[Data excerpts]
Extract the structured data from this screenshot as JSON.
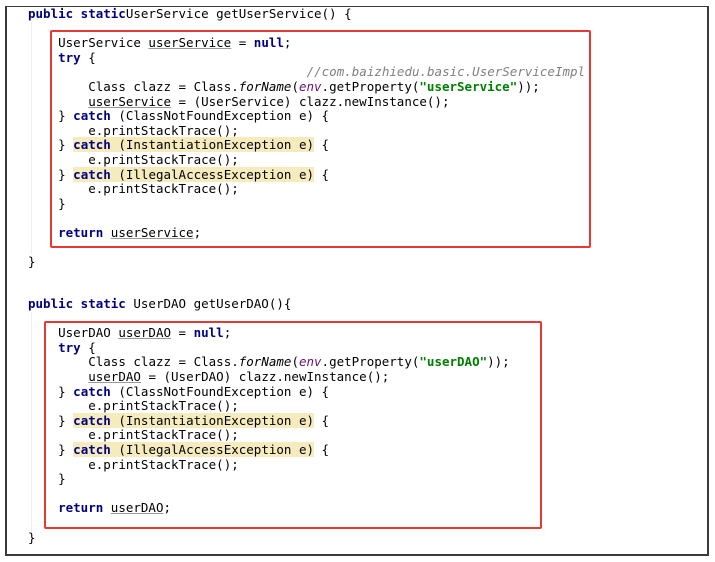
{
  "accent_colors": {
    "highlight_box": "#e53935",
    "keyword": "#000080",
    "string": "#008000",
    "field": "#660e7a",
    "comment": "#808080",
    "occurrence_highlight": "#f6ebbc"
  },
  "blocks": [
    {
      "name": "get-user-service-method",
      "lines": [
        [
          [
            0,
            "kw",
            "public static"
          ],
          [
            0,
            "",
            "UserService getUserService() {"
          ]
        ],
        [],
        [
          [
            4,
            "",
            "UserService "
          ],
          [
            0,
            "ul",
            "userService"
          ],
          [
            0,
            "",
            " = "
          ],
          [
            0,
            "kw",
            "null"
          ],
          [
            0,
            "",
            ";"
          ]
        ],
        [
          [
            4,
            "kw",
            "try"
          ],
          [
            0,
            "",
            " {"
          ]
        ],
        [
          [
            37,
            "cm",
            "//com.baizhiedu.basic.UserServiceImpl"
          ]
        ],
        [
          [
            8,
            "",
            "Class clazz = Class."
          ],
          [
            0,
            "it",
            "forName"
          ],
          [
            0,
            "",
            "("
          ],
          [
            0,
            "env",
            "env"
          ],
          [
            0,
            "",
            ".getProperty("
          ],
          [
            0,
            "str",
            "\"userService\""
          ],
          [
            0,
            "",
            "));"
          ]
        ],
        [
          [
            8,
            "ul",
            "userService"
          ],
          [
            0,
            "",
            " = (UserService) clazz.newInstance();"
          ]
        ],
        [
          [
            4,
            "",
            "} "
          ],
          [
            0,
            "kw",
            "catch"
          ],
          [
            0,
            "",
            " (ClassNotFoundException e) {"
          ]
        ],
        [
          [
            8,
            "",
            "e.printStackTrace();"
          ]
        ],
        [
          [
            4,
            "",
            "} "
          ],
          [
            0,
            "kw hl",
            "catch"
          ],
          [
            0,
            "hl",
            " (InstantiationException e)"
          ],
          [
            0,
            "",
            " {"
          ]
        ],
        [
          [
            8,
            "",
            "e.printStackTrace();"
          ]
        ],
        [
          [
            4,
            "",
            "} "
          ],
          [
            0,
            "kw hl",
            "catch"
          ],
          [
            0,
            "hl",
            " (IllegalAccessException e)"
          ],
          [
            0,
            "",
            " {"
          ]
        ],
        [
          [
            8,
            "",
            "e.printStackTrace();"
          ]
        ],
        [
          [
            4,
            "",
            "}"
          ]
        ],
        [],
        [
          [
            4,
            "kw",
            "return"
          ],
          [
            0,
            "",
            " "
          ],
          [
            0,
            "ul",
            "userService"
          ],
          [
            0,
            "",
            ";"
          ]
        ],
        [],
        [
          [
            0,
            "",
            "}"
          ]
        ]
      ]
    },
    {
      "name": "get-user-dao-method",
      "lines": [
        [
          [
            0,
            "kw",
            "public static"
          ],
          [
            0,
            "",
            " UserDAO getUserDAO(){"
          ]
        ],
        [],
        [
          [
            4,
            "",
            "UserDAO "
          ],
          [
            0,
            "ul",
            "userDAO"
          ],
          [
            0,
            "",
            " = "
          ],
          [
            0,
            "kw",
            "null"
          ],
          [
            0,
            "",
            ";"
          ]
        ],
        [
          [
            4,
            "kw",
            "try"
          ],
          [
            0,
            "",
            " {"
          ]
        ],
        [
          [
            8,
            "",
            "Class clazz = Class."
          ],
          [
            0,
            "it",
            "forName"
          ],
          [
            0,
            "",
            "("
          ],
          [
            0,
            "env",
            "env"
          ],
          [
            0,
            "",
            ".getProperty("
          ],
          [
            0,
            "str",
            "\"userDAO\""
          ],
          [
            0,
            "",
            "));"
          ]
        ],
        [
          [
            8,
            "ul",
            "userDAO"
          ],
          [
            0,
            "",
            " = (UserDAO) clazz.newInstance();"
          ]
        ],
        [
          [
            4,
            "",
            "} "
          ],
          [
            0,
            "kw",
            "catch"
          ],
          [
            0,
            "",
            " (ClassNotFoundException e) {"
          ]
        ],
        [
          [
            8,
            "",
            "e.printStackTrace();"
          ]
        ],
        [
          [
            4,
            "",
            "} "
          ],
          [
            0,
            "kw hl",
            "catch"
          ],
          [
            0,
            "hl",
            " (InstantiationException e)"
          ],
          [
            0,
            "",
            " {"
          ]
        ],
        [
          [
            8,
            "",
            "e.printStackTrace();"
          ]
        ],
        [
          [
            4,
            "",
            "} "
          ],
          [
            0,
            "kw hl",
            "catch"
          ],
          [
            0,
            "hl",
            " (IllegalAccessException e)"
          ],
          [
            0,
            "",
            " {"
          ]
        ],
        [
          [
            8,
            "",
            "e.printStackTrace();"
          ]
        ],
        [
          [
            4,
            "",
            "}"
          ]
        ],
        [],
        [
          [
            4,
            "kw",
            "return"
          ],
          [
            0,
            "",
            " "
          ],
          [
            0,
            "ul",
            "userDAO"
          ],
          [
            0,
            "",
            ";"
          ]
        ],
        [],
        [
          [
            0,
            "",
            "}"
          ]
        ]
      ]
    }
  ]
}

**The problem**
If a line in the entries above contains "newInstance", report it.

**Response box**
            " = (UserService) clazz.newInstance();"
            " = (UserDAO) clazz.newInstance();"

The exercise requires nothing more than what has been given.